___ EXERCISE DATA
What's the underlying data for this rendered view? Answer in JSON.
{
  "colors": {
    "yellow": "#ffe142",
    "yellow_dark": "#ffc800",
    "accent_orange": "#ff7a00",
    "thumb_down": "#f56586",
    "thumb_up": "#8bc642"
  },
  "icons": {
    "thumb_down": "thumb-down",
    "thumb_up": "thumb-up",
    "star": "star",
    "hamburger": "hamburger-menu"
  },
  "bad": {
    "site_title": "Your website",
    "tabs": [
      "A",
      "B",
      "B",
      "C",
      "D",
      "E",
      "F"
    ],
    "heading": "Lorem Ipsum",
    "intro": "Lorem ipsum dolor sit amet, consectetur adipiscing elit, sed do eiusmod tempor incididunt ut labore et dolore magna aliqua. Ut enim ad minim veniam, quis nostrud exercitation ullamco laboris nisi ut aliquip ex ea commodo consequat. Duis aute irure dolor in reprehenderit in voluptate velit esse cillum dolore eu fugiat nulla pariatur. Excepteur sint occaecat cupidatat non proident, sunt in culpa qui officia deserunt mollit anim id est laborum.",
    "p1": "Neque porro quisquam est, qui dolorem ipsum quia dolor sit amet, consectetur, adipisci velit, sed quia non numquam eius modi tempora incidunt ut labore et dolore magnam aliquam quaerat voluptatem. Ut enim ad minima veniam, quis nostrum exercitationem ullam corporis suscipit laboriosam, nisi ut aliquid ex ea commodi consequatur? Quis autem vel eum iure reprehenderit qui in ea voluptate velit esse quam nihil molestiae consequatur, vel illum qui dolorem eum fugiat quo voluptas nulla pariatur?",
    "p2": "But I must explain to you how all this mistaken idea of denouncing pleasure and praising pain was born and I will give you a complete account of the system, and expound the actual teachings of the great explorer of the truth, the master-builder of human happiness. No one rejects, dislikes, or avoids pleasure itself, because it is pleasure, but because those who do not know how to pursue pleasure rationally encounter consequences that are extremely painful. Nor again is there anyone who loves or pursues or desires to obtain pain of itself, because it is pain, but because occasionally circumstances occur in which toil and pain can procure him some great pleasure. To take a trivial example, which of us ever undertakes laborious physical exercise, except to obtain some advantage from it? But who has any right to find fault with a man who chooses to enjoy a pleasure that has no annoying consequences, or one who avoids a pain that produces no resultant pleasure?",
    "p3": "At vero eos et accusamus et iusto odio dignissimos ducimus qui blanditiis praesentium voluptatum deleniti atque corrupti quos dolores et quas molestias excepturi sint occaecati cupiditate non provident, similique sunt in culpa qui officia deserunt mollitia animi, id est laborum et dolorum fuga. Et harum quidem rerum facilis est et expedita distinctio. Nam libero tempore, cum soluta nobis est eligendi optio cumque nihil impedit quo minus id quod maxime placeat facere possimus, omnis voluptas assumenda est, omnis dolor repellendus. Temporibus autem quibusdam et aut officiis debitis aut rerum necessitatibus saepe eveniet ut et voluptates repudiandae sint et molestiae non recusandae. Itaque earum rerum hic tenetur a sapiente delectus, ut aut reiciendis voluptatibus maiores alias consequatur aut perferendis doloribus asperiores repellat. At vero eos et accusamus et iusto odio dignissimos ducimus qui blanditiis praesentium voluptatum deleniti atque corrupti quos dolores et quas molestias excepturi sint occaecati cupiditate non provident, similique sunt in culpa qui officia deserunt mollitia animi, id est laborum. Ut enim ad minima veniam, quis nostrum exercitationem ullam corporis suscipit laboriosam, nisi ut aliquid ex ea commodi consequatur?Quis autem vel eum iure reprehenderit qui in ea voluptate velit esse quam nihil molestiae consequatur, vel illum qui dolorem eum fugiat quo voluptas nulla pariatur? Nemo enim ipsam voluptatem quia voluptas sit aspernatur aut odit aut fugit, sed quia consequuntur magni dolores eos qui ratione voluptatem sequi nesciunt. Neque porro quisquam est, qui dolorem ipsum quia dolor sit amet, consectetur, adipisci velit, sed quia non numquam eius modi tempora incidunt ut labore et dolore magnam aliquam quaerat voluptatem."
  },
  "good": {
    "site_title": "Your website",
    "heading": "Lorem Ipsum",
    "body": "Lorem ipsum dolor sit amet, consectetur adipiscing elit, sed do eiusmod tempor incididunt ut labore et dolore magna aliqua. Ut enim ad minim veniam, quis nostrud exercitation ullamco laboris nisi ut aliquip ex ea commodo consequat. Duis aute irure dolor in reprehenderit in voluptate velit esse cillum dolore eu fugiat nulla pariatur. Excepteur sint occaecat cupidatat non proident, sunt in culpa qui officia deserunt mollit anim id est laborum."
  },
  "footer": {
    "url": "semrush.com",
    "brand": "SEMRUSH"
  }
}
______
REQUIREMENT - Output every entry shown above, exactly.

ANSWER TO THE PROBLEM -
What's the underlying data for this rendered view? Answer in JSON.
{
  "colors": {
    "yellow": "#ffe142",
    "yellow_dark": "#ffc800",
    "accent_orange": "#ff7a00",
    "thumb_down": "#f56586",
    "thumb_up": "#8bc642"
  },
  "icons": {
    "thumb_down": "thumb-down",
    "thumb_up": "thumb-up",
    "star": "star",
    "hamburger": "hamburger-menu"
  },
  "bad": {
    "site_title": "Your website",
    "tabs": [
      "A",
      "B",
      "B",
      "C",
      "D",
      "E",
      "F"
    ],
    "heading": "Lorem Ipsum",
    "intro": "Lorem ipsum dolor sit amet, consectetur adipiscing elit, sed do eiusmod tempor incididunt ut labore et dolore magna aliqua. Ut enim ad minim veniam, quis nostrud exercitation ullamco laboris nisi ut aliquip ex ea commodo consequat. Duis aute irure dolor in reprehenderit in voluptate velit esse cillum dolore eu fugiat nulla pariatur. Excepteur sint occaecat cupidatat non proident, sunt in culpa qui officia deserunt mollit anim id est laborum.",
    "p1": "Neque porro quisquam est, qui dolorem ipsum quia dolor sit amet, consectetur, adipisci velit, sed quia non numquam eius modi tempora incidunt ut labore et dolore magnam aliquam quaerat voluptatem. Ut enim ad minima veniam, quis nostrum exercitationem ullam corporis suscipit laboriosam, nisi ut aliquid ex ea commodi consequatur? Quis autem vel eum iure reprehenderit qui in ea voluptate velit esse quam nihil molestiae consequatur, vel illum qui dolorem eum fugiat quo voluptas nulla pariatur?",
    "p2": "But I must explain to you how all this mistaken idea of denouncing pleasure and praising pain was born and I will give you a complete account of the system, and expound the actual teachings of the great explorer of the truth, the master-builder of human happiness. No one rejects, dislikes, or avoids pleasure itself, because it is pleasure, but because those who do not know how to pursue pleasure rationally encounter consequences that are extremely painful. Nor again is there anyone who loves or pursues or desires to obtain pain of itself, because it is pain, but because occasionally circumstances occur in which toil and pain can procure him some great pleasure. To take a trivial example, which of us ever undertakes laborious physical exercise, except to obtain some advantage from it? But who has any right to find fault with a man who chooses to enjoy a pleasure that has no annoying consequences, or one who avoids a pain that produces no resultant pleasure?",
    "p3": "At vero eos et accusamus et iusto odio dignissimos ducimus qui blanditiis praesentium voluptatum deleniti atque corrupti quos dolores et quas molestias excepturi sint occaecati cupiditate non provident, similique sunt in culpa qui officia deserunt mollitia animi, id est laborum et dolorum fuga. Et harum quidem rerum facilis est et expedita distinctio. Nam libero tempore, cum soluta nobis est eligendi optio cumque nihil impedit quo minus id quod maxime placeat facere possimus, omnis voluptas assumenda est, omnis dolor repellendus. Temporibus autem quibusdam et aut officiis debitis aut rerum necessitatibus saepe eveniet ut et voluptates repudiandae sint et molestiae non recusandae. Itaque earum rerum hic tenetur a sapiente delectus, ut aut reiciendis voluptatibus maiores alias consequatur aut perferendis doloribus asperiores repellat. At vero eos et accusamus et iusto odio dignissimos ducimus qui blanditiis praesentium voluptatum deleniti atque corrupti quos dolores et quas molestias excepturi sint occaecati cupiditate non provident, similique sunt in culpa qui officia deserunt mollitia animi, id est laborum. Ut enim ad minima veniam, quis nostrum exercitationem ullam corporis suscipit laboriosam, nisi ut aliquid ex ea commodi consequatur?Quis autem vel eum iure reprehenderit qui in ea voluptate velit esse quam nihil molestiae consequatur, vel illum qui dolorem eum fugiat quo voluptas nulla pariatur? Nemo enim ipsam voluptatem quia voluptas sit aspernatur aut odit aut fugit, sed quia consequuntur magni dolores eos qui ratione voluptatem sequi nesciunt. Neque porro quisquam est, qui dolorem ipsum quia dolor sit amet, consectetur, adipisci velit, sed quia non numquam eius modi tempora incidunt ut labore et dolore magnam aliquam quaerat voluptatem."
  },
  "good": {
    "site_title": "Your website",
    "heading": "Lorem Ipsum",
    "body": "Lorem ipsum dolor sit amet, consectetur adipiscing elit, sed do eiusmod tempor incididunt ut labore et dolore magna aliqua. Ut enim ad minim veniam, quis nostrud exercitation ullamco laboris nisi ut aliquip ex ea commodo consequat. Duis aute irure dolor in reprehenderit in voluptate velit esse cillum dolore eu fugiat nulla pariatur. Excepteur sint occaecat cupidatat non proident, sunt in culpa qui officia deserunt mollit anim id est laborum."
  },
  "footer": {
    "url": "semrush.com",
    "brand": "SEMRUSH"
  }
}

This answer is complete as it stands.